Between May 2015 and July 2017, Sorajja et al. recruited patients for the study, which was centered at John Paul II Hospital in Krakow, Poland, but reached across Europe and the Eastern U.S. Subjects had to exhibit symptomatic, severe mitral regurgitation, be deemed high or extreme risk for surgical procedures by a local heart team and have mild to no mitral valve calcification. Individuals who suffered from hemodynamic instability, needed additional valvular therapy or who had undergone prior MV surgery were excluded from the trial.

The researchers based the study around the “Intrepid” valve, Sorajja explained, which is a self-expanding, nitinol valve that is 43, 46 or 50 mm in diameter. The contraption houses a 27-mm tri-leaflet bovine valve and uses a transapical delivery system.

Of the 50 patients in the original cohort, seven died within 30 days of the TMVR procedure. An additional four died after the one-month marker. No patients experienced a disabling stroke or any myocardial infarction, according to the research, though seven experienced new-onset atrial fibrillation and five had to undergo reoperation for bleeding. A total of 12 subjects were eventually rehospitalized for heart failure, but the one-year survival rate in the group was a positive 76.5 percent.

Sorajja said 79 percent of patients fell into either the first or second class of the New York Heart Association Classification scale—a quality of life measure—during follow-up. He said the majority of patients saw symptom improvement, suggesting TMVR with the Intrepid valve is a feasible option for symptomatic patients at high surgical risk.

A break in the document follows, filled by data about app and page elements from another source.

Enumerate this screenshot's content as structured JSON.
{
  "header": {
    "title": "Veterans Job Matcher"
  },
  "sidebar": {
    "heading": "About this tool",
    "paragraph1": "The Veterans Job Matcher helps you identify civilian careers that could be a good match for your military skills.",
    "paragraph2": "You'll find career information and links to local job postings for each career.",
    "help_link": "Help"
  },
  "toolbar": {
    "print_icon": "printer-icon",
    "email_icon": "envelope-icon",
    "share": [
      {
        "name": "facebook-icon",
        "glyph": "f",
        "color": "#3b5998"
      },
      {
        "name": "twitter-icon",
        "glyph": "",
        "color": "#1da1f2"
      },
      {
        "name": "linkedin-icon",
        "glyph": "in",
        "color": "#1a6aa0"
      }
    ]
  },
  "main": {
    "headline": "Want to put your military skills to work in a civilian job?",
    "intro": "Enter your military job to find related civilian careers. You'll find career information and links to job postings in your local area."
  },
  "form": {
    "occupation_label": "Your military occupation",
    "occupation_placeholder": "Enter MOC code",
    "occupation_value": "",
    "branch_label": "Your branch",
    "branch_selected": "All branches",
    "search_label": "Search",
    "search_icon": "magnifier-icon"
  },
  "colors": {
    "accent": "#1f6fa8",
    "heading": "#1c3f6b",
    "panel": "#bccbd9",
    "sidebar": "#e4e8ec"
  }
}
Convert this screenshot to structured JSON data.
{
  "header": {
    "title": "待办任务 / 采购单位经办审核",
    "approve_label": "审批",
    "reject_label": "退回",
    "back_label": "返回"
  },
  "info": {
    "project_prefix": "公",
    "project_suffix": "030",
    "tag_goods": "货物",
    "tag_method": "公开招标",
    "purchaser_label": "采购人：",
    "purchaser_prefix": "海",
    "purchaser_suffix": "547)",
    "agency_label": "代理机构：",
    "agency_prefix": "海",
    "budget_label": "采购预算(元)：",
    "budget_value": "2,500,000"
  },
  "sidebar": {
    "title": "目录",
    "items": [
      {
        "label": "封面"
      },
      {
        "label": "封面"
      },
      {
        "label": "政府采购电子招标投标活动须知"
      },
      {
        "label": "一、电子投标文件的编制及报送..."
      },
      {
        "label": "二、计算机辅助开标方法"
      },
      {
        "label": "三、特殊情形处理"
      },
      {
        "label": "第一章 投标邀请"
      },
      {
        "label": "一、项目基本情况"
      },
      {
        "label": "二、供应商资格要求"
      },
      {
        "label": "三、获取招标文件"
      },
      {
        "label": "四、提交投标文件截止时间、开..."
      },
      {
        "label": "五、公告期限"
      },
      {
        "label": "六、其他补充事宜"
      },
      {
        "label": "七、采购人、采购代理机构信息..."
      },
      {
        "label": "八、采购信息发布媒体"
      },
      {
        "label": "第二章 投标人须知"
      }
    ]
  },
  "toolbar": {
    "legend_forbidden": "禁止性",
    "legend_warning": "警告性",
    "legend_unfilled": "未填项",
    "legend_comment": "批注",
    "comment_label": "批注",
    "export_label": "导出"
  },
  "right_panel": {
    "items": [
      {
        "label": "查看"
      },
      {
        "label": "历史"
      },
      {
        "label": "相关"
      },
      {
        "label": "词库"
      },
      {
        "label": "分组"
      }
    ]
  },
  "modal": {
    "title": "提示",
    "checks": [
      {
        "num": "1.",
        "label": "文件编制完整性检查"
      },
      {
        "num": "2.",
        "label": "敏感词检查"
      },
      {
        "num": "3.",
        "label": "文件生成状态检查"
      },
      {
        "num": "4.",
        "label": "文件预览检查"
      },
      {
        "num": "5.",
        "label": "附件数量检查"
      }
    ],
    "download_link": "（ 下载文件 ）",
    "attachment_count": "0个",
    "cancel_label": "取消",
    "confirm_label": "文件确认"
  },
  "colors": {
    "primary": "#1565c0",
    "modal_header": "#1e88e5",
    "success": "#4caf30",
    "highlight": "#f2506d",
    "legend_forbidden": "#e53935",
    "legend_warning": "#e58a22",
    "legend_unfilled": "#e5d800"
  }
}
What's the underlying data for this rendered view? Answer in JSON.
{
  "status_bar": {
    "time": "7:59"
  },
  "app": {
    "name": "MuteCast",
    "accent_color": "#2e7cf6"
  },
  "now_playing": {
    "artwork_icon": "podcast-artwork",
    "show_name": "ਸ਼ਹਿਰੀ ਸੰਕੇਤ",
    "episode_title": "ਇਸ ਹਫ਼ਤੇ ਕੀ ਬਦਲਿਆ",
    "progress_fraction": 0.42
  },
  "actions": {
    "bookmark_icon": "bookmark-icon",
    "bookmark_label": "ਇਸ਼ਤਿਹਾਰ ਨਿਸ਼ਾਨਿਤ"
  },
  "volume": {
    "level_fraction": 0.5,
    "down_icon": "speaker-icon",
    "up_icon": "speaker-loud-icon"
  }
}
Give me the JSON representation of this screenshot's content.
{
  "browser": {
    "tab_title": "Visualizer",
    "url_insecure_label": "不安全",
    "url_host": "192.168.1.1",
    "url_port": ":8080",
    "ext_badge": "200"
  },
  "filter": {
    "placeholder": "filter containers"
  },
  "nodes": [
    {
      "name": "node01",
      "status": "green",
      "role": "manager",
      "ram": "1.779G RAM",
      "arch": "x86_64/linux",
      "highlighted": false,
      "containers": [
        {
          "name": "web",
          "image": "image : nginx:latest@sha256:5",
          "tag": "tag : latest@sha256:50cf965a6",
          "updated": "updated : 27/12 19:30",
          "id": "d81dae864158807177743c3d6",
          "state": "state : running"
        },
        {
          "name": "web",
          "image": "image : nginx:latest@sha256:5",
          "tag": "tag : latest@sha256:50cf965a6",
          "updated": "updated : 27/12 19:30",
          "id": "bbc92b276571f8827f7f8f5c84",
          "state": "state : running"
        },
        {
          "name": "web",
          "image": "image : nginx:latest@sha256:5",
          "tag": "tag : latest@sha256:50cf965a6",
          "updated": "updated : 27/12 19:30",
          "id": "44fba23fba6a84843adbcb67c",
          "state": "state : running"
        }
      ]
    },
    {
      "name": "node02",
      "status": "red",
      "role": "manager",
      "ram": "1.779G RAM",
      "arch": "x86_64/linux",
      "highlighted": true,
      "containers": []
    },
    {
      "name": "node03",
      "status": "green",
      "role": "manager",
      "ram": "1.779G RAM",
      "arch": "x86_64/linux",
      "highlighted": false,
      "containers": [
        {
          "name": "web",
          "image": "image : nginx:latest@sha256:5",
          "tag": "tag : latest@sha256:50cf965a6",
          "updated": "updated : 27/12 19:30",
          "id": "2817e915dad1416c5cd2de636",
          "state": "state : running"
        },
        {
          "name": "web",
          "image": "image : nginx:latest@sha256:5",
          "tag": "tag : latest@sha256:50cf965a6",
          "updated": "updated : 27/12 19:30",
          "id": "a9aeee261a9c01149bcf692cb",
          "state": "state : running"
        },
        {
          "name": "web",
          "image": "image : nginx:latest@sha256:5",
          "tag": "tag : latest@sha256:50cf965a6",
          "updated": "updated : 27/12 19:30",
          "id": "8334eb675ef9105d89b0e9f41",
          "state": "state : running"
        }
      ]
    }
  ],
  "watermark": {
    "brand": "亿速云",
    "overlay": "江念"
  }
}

“It really speaks to a robust, usable procedure,” he said.

The team has embarked on its next steps, the APOLLO trial, in which the Intrepid system will be tested in a larger population. Successful implantation in the first APOLLO patient was announced Oct. 23.